EXERCISE BRIEF —
Report back each line of the data that contains the word "icon".

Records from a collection
□ □ □ □ □ □ □

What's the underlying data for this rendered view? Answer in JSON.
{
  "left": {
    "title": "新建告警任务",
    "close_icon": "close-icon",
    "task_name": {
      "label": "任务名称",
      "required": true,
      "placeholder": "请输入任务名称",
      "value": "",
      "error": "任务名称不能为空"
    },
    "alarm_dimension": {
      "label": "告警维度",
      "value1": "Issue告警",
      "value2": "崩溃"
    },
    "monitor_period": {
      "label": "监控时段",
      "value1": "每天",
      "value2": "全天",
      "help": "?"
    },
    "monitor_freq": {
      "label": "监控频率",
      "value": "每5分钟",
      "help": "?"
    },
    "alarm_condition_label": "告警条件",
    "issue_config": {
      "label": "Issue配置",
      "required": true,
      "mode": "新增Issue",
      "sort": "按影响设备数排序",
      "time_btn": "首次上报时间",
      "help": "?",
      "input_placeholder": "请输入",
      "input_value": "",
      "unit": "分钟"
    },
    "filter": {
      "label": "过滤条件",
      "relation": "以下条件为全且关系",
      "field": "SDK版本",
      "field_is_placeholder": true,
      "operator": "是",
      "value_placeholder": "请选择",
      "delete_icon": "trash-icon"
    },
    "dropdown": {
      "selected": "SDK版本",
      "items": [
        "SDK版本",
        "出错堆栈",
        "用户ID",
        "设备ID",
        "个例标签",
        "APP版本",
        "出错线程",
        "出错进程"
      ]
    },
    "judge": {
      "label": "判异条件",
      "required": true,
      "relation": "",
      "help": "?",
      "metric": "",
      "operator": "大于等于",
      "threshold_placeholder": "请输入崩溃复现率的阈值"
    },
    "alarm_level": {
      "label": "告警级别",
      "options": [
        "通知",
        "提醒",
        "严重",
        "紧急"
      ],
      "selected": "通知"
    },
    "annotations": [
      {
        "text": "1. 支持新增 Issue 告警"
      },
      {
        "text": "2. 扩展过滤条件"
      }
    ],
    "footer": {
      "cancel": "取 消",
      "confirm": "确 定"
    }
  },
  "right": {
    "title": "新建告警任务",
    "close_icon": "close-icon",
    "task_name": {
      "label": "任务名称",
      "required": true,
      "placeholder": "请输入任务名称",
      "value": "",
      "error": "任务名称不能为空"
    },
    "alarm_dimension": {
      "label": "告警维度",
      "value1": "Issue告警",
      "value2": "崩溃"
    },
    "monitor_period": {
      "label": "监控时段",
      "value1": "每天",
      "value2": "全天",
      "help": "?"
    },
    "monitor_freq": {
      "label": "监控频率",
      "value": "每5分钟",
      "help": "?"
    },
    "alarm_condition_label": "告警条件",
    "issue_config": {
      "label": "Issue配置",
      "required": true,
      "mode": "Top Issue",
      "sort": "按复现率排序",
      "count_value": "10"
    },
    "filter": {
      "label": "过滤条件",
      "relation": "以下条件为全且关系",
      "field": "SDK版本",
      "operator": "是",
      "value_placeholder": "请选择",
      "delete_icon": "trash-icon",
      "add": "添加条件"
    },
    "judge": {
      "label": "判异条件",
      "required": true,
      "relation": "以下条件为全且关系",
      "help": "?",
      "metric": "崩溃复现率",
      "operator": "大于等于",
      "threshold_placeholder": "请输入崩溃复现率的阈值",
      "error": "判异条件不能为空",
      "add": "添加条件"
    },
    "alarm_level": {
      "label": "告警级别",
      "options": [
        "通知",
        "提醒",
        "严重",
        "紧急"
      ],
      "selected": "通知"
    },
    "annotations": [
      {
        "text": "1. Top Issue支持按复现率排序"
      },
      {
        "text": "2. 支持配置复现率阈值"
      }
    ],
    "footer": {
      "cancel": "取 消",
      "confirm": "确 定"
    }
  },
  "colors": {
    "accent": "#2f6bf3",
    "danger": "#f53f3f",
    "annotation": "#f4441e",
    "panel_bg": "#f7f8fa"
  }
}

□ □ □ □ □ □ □

EXPECTED ANSWER —
    "close_icon": "close-icon",
      "delete_icon": "trash-icon"
    "close_icon": "close-icon",
      "delete_icon": "trash-icon",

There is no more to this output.